Barr eventually laid the foundation for the state civil rights department to be more aggressive in fighting rights violations. He filed multiple fair housing actions in state court and produced the highest number of probable-cause discrimination cases in the state at that time.
The commission’s offices in Columbia looked out on the State House grounds, on which flew a Confederate flag. Although years of impassioned agitation had failed to accomplish its complete removal, the flag by the time of Barr’s arrival had been moved from atop the building to a flagpole in front of the State House.
When nine worshipers were murdered at Charleston’s Emanuel African Methodist Episcopal Church, calls to remove the flag erupted anew in Columbia. Emotional demonstrations took place daily, and Barr waded into them repeatedly. He talked to those who wanted the flag to go, and he talked to those who wanted it to stay. “Listening to both sides,” he said, “I found issues deeper than the flag.”
Barr’s job took him around the state, working with communities, especially rural ones. He wasn’t finding signs of substantive change. “I didn’t want to be a hamster on a wheel,” he said.
On behalf of the commission, Barr drafted a plan to address discrimination. But, he said, “once it was time to go, people backtracked.”
Barr left South Carolina government in October 2015. Two months earlier, the Confederate flag had been driven away from the State House grounds in an armored van.
FINDING COMMON GROUND
Barr became director of civil and human rights for the City of Des Moines, Iowa, where his office conducts civil rights investigations. “We work on policy change and people change,” he said. Thus far in his tenure, he has increased the number of complaints filed in his office by 170 percent and the number of probable-cause discrimination cases by 500 percent.
“When I first went to Des Moines, I had lots of lunches with new people,” he said, “but I found I wasn’t really getting to know them that way. Finally, I said, ‘Just come to my house for dinner.’”
Eventually Barr realized that dinners might help many other diners find common ground.

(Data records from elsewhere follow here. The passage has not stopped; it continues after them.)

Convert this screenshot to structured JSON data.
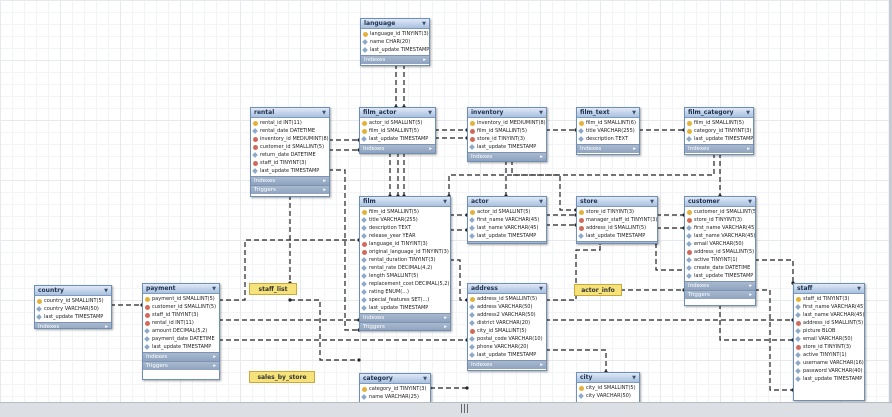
{
  "tables": {
    "language": {
      "name": "language",
      "fields": [
        {
          "t": "pk",
          "text": "language_id TINYINT(3)"
        },
        {
          "t": "col",
          "text": "name CHAR(20)"
        },
        {
          "t": "col",
          "text": "last_update TIMESTAMP"
        }
      ],
      "sections": [
        "Indexes"
      ]
    },
    "rental": {
      "name": "rental",
      "fields": [
        {
          "t": "pk",
          "text": "rental_id INT(11)"
        },
        {
          "t": "col",
          "text": "rental_date DATETIME"
        },
        {
          "t": "fk",
          "text": "inventory_id MEDIUMINT(8)"
        },
        {
          "t": "fk",
          "text": "customer_id SMALLINT(5)"
        },
        {
          "t": "col",
          "text": "return_date DATETIME"
        },
        {
          "t": "fk",
          "text": "staff_id TINYINT(3)"
        },
        {
          "t": "col",
          "text": "last_update TIMESTAMP"
        }
      ],
      "sections": [
        "Indexes",
        "Triggers"
      ]
    },
    "film_actor": {
      "name": "film_actor",
      "fields": [
        {
          "t": "pk",
          "text": "actor_id SMALLINT(5)"
        },
        {
          "t": "pk",
          "text": "film_id SMALLINT(5)"
        },
        {
          "t": "col",
          "text": "last_update TIMESTAMP"
        }
      ],
      "sections": [
        "Indexes"
      ]
    },
    "inventory": {
      "name": "inventory",
      "fields": [
        {
          "t": "pk",
          "text": "inventory_id MEDIUMINT(8)"
        },
        {
          "t": "fk",
          "text": "film_id SMALLINT(5)"
        },
        {
          "t": "fk",
          "text": "store_id TINYINT(3)"
        },
        {
          "t": "col",
          "text": "last_update TIMESTAMP"
        }
      ],
      "sections": [
        "Indexes"
      ]
    },
    "film_text": {
      "name": "film_text",
      "fields": [
        {
          "t": "pk",
          "text": "film_id SMALLINT(6)"
        },
        {
          "t": "col",
          "text": "title VARCHAR(255)"
        },
        {
          "t": "col",
          "text": "description TEXT"
        }
      ],
      "sections": [
        "Indexes"
      ]
    },
    "film_category": {
      "name": "film_category",
      "fields": [
        {
          "t": "pk",
          "text": "film_id SMALLINT(5)"
        },
        {
          "t": "pk",
          "text": "category_id TINYINT(3)"
        },
        {
          "t": "col",
          "text": "last_update TIMESTAMP"
        }
      ],
      "sections": [
        "Indexes"
      ]
    },
    "film": {
      "name": "film",
      "fields": [
        {
          "t": "pk",
          "text": "film_id SMALLINT(5)"
        },
        {
          "t": "col",
          "text": "title VARCHAR(255)"
        },
        {
          "t": "col",
          "text": "description TEXT"
        },
        {
          "t": "col",
          "text": "release_year YEAR"
        },
        {
          "t": "fk",
          "text": "language_id TINYINT(3)"
        },
        {
          "t": "fk",
          "text": "original_language_id TINYINT(3)"
        },
        {
          "t": "col",
          "text": "rental_duration TINYINT(3)"
        },
        {
          "t": "col",
          "text": "rental_rate DECIMAL(4,2)"
        },
        {
          "t": "col",
          "text": "length SMALLINT(5)"
        },
        {
          "t": "col",
          "text": "replacement_cost DECIMAL(5,2)"
        },
        {
          "t": "col",
          "text": "rating ENUM(...)"
        },
        {
          "t": "col",
          "text": "special_features SET(...)"
        },
        {
          "t": "col",
          "text": "last_update TIMESTAMP"
        }
      ],
      "sections": [
        "Indexes",
        "Triggers"
      ]
    },
    "actor": {
      "name": "actor",
      "fields": [
        {
          "t": "pk",
          "text": "actor_id SMALLINT(5)"
        },
        {
          "t": "col",
          "text": "first_name VARCHAR(45)"
        },
        {
          "t": "col",
          "text": "last_name VARCHAR(45)"
        },
        {
          "t": "col",
          "text": "last_update TIMESTAMP"
        }
      ],
      "sections": [
        "Indexes"
      ]
    },
    "store": {
      "name": "store",
      "fields": [
        {
          "t": "pk",
          "text": "store_id TINYINT(3)"
        },
        {
          "t": "fk",
          "text": "manager_staff_id TINYINT(3)"
        },
        {
          "t": "fk",
          "text": "address_id SMALLINT(5)"
        },
        {
          "t": "col",
          "text": "last_update TIMESTAMP"
        }
      ],
      "sections": [
        "Indexes"
      ]
    },
    "customer": {
      "name": "customer",
      "fields": [
        {
          "t": "pk",
          "text": "customer_id SMALLINT(5)"
        },
        {
          "t": "fk",
          "text": "store_id TINYINT(3)"
        },
        {
          "t": "col",
          "text": "first_name VARCHAR(45)"
        },
        {
          "t": "col",
          "text": "last_name VARCHAR(45)"
        },
        {
          "t": "col",
          "text": "email VARCHAR(50)"
        },
        {
          "t": "fk",
          "text": "address_id SMALLINT(5)"
        },
        {
          "t": "col",
          "text": "active TINYINT(1)"
        },
        {
          "t": "col",
          "text": "create_date DATETIME"
        },
        {
          "t": "col",
          "text": "last_update TIMESTAMP"
        }
      ],
      "sections": [
        "Indexes",
        "Triggers"
      ]
    },
    "country": {
      "name": "country",
      "fields": [
        {
          "t": "pk",
          "text": "country_id SMALLINT(5)"
        },
        {
          "t": "col",
          "text": "country VARCHAR(50)"
        },
        {
          "t": "col",
          "text": "last_update TIMESTAMP"
        }
      ],
      "sections": [
        "Indexes"
      ]
    },
    "payment": {
      "name": "payment",
      "fields": [
        {
          "t": "pk",
          "text": "payment_id SMALLINT(5)"
        },
        {
          "t": "fk",
          "text": "customer_id SMALLINT(5)"
        },
        {
          "t": "fk",
          "text": "staff_id TINYINT(3)"
        },
        {
          "t": "fk",
          "text": "rental_id INT(11)"
        },
        {
          "t": "col",
          "text": "amount DECIMAL(5,2)"
        },
        {
          "t": "col",
          "text": "payment_date DATETIME"
        },
        {
          "t": "col",
          "text": "last_update TIMESTAMP"
        }
      ],
      "sections": [
        "Indexes",
        "Triggers"
      ]
    },
    "address": {
      "name": "address",
      "fields": [
        {
          "t": "pk",
          "text": "address_id SMALLINT(5)"
        },
        {
          "t": "col",
          "text": "address VARCHAR(50)"
        },
        {
          "t": "col",
          "text": "address2 VARCHAR(50)"
        },
        {
          "t": "col",
          "text": "district VARCHAR(20)"
        },
        {
          "t": "fk",
          "text": "city_id SMALLINT(5)"
        },
        {
          "t": "col",
          "text": "postal_code VARCHAR(10)"
        },
        {
          "t": "col",
          "text": "phone VARCHAR(20)"
        },
        {
          "t": "col",
          "text": "last_update TIMESTAMP"
        }
      ],
      "sections": [
        "Indexes"
      ]
    },
    "staff": {
      "name": "staff",
      "fields": [
        {
          "t": "pk",
          "text": "staff_id TINYINT(3)"
        },
        {
          "t": "col",
          "text": "first_name VARCHAR(45)"
        },
        {
          "t": "col",
          "text": "last_name VARCHAR(45)"
        },
        {
          "t": "fk",
          "text": "address_id SMALLINT(5)"
        },
        {
          "t": "col",
          "text": "picture BLOB"
        },
        {
          "t": "col",
          "text": "email VARCHAR(50)"
        },
        {
          "t": "fk",
          "text": "store_id TINYINT(3)"
        },
        {
          "t": "col",
          "text": "active TINYINT(1)"
        },
        {
          "t": "col",
          "text": "username VARCHAR(16)"
        },
        {
          "t": "col",
          "text": "password VARCHAR(40)"
        },
        {
          "t": "col",
          "text": "last_update TIMESTAMP"
        }
      ],
      "sections": []
    },
    "category": {
      "name": "category",
      "fields": [
        {
          "t": "pk",
          "text": "category_id TINYINT(3)"
        },
        {
          "t": "col",
          "text": "name VARCHAR(25)"
        }
      ],
      "sections": []
    },
    "city": {
      "name": "city",
      "fields": [
        {
          "t": "pk",
          "text": "city_id SMALLINT(5)"
        },
        {
          "t": "col",
          "text": "city VARCHAR(50)"
        }
      ],
      "sections": []
    }
  },
  "notes": {
    "staff_list": "staff_list",
    "actor_info": "actor_info",
    "sales_by_store": "sales_by_store"
  },
  "icons": {
    "dropdown": "dropdown-arrow-icon",
    "grip": "resize-grip-icon"
  },
  "grip_glyph": "|||",
  "colors": {
    "header_top": "#dfe9f6",
    "header_bottom": "#a9c1df",
    "section": "#9db0c9",
    "note": "#f5e27a",
    "line": "#222222"
  }
}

Building on a successful program called Bridging the Gap, his office orchestrated imaginative pairings of diners who might hold very different views.
“We started actively recruiting to find volunteers,” Barr said. “Two hundred people filled out a survey through a variety of organizations.”

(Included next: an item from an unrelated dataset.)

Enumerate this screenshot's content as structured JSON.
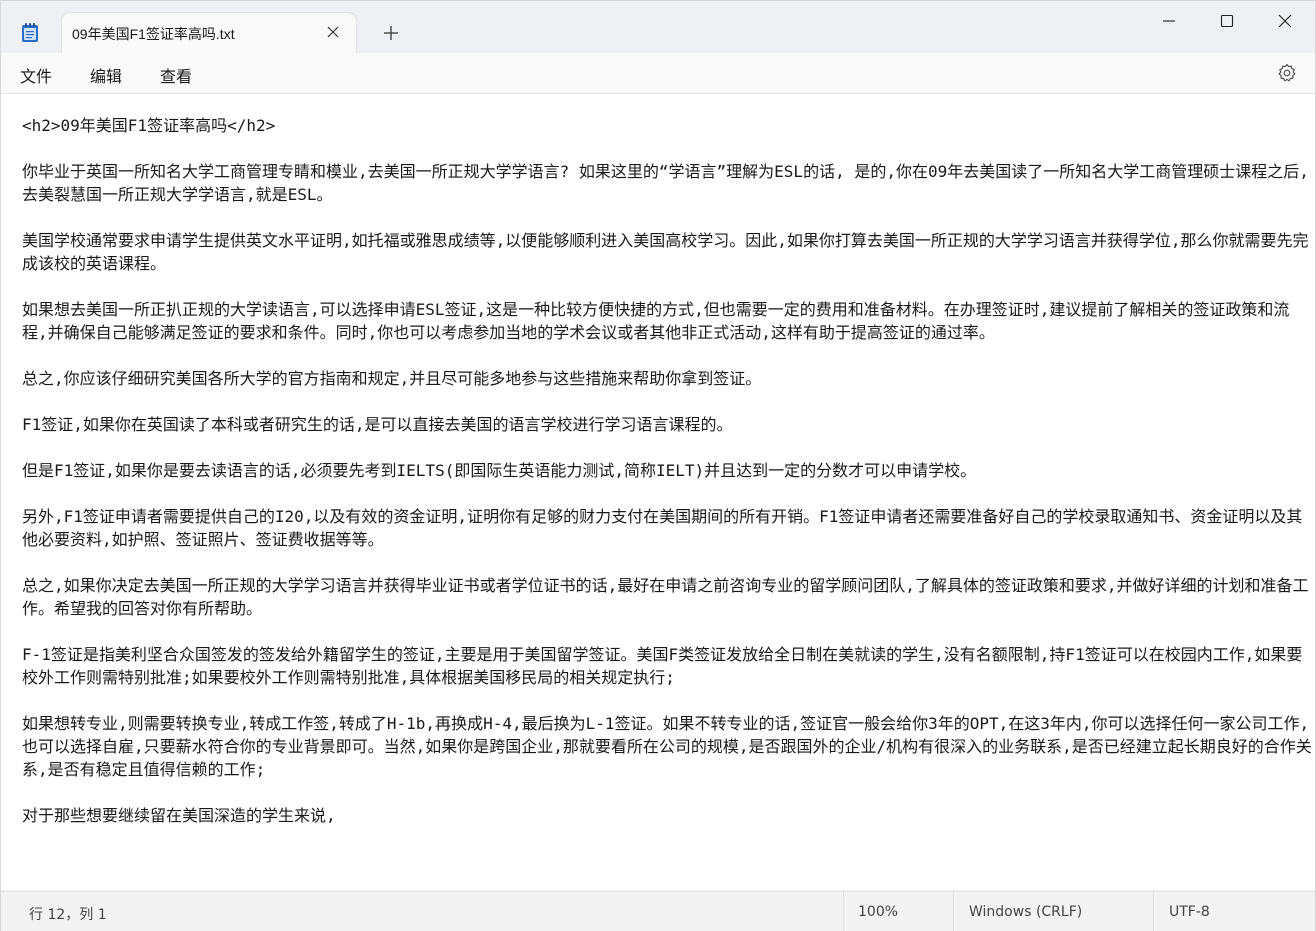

The groups ran the gamut of cultural and political viewpoints. Barr and his staff interviewed 70 people over two weekends, selecting 34 of them to form 17 dining couples. All told, the project took five months to complete.
Results were dramatic. “I thought there was no group I was prejudiced against,” a participant said, “but I was wrong,”
Barr served as executive director of a video production about the dinners. Breaking Bread, Building Bridges won a 2020 Governor’s Emmy Award presented by the Upper Midwest Chapter of the National Academy of Television Arts and Sciences, the most prestigious Emmy awarded by the chapter. Available on both YouTube and Facebook, the documentary reflects Barr’s belief that “most people have evolutions, not epiphanies.”
The Emmy is one of more than a dozen awards and recognitions Barr has garnered since his days at Penn State Smeal. Just turning 40, he believes the values and experiences he took with him from the college have influenced his life, career, and even, perhaps, his personality.
“That’s where I found some of the most welcoming people,” he said.